The Thysanoptera (Paraneoptera) constitute a very diverse order of minute insects, characterized mainly by a ‘punch-and-suck’ mode of feeding due to a specialized asymmetrical gnathal apparatus with two maxillary stylets plus only one functional mandible. We have studied their fossil relatives from the Thripida family sensu Vishniakova (1981) and Zherikhin (2002), as revised by Nel et al. (2012a), in order to identify new morphological characters and help to polarize some of the characters present in the Thysanoptera.

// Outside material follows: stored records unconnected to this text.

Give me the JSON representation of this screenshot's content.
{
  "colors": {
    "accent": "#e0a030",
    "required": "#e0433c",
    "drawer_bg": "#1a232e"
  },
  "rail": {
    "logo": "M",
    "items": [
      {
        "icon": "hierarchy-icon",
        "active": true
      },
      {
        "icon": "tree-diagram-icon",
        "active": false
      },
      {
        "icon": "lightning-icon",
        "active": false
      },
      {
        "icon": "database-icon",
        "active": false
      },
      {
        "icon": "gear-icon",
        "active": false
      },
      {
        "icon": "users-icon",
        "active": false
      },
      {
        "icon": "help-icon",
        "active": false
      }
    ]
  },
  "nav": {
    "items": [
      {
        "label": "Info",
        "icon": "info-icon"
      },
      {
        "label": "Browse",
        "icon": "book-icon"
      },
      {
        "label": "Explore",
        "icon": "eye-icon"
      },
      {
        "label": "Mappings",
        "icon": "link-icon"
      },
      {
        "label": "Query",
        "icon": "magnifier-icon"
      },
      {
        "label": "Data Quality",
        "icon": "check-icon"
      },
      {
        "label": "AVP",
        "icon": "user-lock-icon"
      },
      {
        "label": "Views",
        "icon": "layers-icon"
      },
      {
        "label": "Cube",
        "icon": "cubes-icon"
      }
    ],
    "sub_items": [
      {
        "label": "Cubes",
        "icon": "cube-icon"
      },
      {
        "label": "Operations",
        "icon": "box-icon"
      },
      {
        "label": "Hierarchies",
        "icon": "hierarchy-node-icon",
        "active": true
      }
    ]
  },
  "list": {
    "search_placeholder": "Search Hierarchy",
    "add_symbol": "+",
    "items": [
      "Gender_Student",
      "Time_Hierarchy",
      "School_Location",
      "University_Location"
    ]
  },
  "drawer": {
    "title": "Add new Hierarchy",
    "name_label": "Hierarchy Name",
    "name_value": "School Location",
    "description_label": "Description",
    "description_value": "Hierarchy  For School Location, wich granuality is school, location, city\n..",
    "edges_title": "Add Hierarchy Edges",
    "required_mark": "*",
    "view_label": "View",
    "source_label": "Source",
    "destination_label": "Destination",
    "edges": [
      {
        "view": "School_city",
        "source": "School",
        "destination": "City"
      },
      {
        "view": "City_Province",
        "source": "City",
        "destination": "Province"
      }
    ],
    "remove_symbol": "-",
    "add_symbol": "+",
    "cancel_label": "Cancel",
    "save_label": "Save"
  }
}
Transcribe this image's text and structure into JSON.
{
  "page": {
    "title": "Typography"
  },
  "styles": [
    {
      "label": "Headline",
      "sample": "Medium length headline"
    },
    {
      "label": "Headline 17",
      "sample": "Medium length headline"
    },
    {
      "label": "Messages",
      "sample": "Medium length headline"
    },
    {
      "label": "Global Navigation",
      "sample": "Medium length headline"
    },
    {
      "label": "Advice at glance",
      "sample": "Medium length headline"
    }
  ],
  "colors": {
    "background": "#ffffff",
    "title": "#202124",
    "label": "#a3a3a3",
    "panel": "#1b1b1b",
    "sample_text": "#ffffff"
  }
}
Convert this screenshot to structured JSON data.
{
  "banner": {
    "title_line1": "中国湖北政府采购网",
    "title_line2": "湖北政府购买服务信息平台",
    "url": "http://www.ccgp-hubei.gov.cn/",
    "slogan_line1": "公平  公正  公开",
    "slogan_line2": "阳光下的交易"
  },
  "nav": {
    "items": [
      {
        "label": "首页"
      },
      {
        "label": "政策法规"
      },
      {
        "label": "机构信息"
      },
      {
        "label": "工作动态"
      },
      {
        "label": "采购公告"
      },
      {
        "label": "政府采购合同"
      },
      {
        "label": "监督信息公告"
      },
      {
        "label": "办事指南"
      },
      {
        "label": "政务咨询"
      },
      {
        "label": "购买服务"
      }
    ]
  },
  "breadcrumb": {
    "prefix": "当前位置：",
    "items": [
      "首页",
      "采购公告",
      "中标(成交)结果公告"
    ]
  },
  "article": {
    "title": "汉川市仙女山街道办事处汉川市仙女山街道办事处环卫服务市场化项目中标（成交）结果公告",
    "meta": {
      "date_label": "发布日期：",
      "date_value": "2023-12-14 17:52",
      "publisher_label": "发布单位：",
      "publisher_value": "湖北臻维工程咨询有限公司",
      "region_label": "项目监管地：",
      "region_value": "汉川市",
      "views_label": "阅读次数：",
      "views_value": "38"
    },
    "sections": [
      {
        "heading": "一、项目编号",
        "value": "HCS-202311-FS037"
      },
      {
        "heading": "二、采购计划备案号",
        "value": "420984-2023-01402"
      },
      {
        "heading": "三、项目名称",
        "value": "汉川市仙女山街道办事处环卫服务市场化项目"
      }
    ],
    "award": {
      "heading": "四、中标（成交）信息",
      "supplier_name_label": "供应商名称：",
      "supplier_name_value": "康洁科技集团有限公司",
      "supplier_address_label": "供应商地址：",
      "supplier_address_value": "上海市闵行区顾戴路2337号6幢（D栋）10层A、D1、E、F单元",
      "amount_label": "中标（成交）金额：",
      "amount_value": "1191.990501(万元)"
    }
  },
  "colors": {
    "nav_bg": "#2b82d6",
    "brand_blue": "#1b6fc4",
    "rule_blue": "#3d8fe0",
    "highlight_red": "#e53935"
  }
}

Here we present perfectly preserved specimens from the Middle Jurassic Daohugou beds of China, approximately 165 million years old, belonging to three new species and one new genus of Lophioneurida (Thripida): Lophiosina lini gen. et sp. nov., Undacypha bournieri sp. nov. and Undacypha kreiteri sp. nov. Precise analysis of the fossil heads revealed two ancestral mandibular sclerites that can still be found modified in the Recent thrips mouthcone, although in different ways in the two suborders of Thysanoptera, Terebrantia and Tubulifera. Their absence from the left side of the mouthcone of Terebrantia is a morphological apomorphy for this suborder. Studying fossils also allows us to inform the evolution of Thysanoptera in the deep past. Here we show that some of the characters usually thought to be apomorphies for Thysanoptera are instead apomorphies for all Thripida; this is the case for the typical gnathal apparatus but also for the eversible arolium and the fringe hairs. This leads us to redefine the Thysanoptera within the Thripida.